Growing Guide Growing Herbs in Containers Outdoors
Choosing a pot and growing mix. Most of the plants we offer can be grown in containers—any container with a drainage hole in the bottom will suit. The growing medium in containers must drain much more quickly than garden soil. We use a potting mix specifically designed for use in containers. Similar mixes are now available at most garden centers and hardware stores.
Planting. Begin by moistening the potting mix thoroughly. Add moist potting mix to the container until the pot is about ¾ full. Next, set the plants on the mix, spacing them much more closely than you would when planting them in the ground. Put the tallest plants in the center, surround them with shorter, mounding plants, and put trailing plants along the edge. When you are pleased with your arrangement, add potting mix to bring the level to within an inch of the container’s rim and firm lightly. Finally, water thoroughly.
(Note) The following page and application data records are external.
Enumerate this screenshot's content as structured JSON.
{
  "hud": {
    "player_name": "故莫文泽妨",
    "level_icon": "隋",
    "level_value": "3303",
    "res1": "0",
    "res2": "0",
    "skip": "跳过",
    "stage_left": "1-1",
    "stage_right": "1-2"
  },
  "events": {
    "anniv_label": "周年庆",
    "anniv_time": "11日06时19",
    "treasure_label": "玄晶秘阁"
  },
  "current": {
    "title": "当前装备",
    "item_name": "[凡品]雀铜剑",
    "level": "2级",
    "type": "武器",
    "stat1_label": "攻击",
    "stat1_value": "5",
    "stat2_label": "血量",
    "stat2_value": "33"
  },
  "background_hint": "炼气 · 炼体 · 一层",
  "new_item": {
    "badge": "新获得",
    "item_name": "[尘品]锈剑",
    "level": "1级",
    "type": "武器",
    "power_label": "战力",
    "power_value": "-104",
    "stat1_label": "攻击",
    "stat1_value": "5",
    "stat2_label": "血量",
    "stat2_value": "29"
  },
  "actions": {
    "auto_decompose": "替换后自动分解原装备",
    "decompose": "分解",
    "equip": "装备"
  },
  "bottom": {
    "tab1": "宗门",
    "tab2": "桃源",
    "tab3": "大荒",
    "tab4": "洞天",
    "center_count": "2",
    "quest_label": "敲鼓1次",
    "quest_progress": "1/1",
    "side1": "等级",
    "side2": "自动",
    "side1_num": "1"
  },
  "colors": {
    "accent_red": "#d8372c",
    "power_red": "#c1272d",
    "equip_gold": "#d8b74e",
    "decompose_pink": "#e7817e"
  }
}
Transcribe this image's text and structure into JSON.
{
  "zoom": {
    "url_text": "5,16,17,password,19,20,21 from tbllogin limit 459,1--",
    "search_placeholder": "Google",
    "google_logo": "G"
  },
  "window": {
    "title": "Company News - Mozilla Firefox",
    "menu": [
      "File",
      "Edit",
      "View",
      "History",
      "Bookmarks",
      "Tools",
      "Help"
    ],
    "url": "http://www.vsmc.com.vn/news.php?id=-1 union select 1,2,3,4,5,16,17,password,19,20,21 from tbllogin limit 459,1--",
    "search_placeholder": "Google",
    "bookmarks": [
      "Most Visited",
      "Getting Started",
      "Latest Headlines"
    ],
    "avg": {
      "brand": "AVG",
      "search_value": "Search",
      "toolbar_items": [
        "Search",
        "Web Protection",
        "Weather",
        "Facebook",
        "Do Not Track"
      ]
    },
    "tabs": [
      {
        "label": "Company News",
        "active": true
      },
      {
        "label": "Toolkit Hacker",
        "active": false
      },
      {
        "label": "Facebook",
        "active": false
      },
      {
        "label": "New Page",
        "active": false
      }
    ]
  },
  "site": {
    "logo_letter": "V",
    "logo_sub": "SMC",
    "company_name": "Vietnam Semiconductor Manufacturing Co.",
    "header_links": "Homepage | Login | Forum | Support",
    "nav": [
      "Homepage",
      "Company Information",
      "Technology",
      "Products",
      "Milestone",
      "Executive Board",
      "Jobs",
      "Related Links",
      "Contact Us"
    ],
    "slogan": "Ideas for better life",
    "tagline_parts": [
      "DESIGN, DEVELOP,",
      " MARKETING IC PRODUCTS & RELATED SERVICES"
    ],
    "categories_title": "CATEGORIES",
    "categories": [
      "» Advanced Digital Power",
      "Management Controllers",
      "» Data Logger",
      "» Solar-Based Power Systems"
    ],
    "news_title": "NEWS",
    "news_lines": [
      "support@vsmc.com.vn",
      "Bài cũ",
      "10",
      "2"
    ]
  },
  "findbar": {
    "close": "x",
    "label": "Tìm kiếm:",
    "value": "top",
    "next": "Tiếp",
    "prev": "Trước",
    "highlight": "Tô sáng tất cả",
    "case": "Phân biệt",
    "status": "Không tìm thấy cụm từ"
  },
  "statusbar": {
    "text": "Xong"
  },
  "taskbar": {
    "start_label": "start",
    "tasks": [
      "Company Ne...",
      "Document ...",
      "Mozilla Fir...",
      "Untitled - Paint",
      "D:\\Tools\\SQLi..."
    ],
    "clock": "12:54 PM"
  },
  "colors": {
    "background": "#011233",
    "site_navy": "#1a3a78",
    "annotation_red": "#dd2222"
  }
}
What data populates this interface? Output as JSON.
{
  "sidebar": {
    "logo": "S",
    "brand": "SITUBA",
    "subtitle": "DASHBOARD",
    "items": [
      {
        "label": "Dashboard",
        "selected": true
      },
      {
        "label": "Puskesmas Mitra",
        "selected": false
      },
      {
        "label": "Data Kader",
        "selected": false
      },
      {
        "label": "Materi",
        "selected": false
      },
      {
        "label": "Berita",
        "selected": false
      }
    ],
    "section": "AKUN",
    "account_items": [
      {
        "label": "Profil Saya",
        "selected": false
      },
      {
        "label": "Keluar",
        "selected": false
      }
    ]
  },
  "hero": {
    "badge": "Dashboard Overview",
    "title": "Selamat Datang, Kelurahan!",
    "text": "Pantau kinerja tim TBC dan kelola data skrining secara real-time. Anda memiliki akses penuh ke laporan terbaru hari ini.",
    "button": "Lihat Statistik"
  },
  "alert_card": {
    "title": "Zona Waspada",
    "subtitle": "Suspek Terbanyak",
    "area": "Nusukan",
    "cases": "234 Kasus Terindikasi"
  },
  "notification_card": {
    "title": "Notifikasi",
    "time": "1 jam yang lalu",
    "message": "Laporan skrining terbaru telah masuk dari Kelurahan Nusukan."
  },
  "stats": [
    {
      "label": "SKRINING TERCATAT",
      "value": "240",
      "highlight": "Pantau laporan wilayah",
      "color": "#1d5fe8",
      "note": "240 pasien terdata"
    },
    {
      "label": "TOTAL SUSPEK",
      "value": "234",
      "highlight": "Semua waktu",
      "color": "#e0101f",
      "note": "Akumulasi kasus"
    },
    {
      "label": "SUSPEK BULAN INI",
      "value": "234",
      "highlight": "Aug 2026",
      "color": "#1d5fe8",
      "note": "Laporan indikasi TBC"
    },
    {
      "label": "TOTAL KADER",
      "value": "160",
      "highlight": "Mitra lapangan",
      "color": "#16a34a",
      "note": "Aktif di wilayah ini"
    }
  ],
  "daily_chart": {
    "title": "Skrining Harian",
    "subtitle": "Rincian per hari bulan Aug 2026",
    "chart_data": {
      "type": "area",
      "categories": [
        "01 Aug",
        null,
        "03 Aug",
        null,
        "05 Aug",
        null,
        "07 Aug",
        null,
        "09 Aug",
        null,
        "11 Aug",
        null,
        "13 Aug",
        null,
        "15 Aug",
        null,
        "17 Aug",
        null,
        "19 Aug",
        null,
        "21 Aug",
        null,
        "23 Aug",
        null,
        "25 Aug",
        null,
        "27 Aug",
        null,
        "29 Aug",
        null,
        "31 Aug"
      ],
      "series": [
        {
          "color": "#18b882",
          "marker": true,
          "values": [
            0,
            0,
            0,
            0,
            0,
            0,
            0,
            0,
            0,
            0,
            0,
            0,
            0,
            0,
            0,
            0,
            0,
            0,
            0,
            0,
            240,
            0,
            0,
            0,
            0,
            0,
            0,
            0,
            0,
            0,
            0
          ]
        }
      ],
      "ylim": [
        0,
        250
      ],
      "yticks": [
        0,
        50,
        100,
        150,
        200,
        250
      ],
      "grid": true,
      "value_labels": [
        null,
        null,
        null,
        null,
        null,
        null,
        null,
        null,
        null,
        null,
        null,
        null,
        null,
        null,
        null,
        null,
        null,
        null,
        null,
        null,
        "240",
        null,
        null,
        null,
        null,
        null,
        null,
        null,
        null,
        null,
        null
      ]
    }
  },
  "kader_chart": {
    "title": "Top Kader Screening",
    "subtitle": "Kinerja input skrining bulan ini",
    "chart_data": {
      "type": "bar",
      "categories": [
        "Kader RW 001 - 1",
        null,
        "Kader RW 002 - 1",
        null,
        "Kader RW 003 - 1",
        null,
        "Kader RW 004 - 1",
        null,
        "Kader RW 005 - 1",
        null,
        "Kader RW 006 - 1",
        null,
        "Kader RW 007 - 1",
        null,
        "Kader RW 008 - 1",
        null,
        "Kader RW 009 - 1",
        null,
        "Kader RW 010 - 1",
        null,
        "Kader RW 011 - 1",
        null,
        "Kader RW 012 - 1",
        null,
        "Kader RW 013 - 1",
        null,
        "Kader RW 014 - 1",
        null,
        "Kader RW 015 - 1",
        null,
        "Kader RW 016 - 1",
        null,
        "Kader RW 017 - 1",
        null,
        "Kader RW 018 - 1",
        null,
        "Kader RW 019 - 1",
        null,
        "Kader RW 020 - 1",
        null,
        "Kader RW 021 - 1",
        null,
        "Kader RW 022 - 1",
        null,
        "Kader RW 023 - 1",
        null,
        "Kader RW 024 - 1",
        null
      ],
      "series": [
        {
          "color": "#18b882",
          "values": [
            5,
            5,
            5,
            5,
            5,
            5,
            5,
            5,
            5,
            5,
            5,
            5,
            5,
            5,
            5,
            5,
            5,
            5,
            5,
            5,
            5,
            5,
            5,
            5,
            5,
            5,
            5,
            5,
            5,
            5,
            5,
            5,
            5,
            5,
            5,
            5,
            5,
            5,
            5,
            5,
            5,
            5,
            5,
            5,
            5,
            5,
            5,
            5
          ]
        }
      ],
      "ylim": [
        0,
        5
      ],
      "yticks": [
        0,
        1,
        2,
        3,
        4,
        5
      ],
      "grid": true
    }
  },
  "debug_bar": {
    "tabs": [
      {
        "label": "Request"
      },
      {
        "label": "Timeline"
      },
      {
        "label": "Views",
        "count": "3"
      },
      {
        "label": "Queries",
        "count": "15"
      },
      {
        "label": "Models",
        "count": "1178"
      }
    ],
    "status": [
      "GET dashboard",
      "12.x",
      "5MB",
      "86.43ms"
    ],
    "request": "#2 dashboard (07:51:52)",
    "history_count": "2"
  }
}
Container care: water and fertilizer. Plants in containers dry out more quickly than plants in the ground; in the heat of summer, you may have to water them daily. To decrease the need to water, we suggest incorporating a superabsorbent gel into the potting mix. With frequent watering, nutrients wash out the bottom of the pot. We recommend that you mix a timed-release fertilizer into the potting mix before you add the mix to the container. In addition, to keep annuals growing and flowering, we suggest you water with a balanced (20-20-20), water-soluble fertilizer, mixed as directed, every other week in summer. Finally, plants in containers may need grooming. Remove spent flowers regularly and prune the stems of vigorous growers to keep them in check.
Preparing for winter. In climates where winter temperatures drop well below freezing, containers should be dismantled in fall. Bring tender plants indoors or toss them on the compost heap; plant hardy perennials such as French Tarragon or Thyme in the ground. Most containers should be emptied and stored under cover where they will not freeze; only plastic and fiberglass pots can be left outside over winter. In mild-winter climates—Zone 8 (10°F) and warmer—hardy plants can generally be left outdoors in containers with little risk to the plants or pots.
GROWING STANDARDS Our standards may be grown in containers or in the ground.
Staking a standard. To keep your standard standing, put it out of reach of strong winds and support it with a stake that has a diameter at least as large as the stem’s and long enough that when plunged into the pot or the ground it just reaches inside the head. Fasten the standard to the stake at several points with twine or plastic ties looped in a figure eight around stem and stake. Check the ties periodically. Loosen them if they constrict the outward growth of the stem.
Pruning, fertilizing, and repotting. Maintain the shape of the head with selective pinching of the new shoots. Pinch each shoot between thumb and forefinger or cut with pruning shears; do not shear the plant as though it were a hedge. Fertilize standards grown in pots as you would other pot-grown plants (see “Container care” above). If you find that a standard in a container dries out quickly after watering, the plant probably needs a larger pot. Lift it from its current pot, make four deep vertical cuts in the root ball, and place it in a new pot that is 2in wider and taller than the old one, filling in around the root ball with fresh potting mix. Water thoroughly after repotting.
Overwintering a standard. Most standards require special care to overwinter. In cold-winter climates, bring standards of Rosemary, Abutilon, Anisodontea, Heliotropium, and Lantana indoors before frost and place them in an east- or west-facing window in a cool room. Water just enough to keep plants from drying out completely. Set back outdoors in spring when nighttime temperatures remain consistently above 55°F.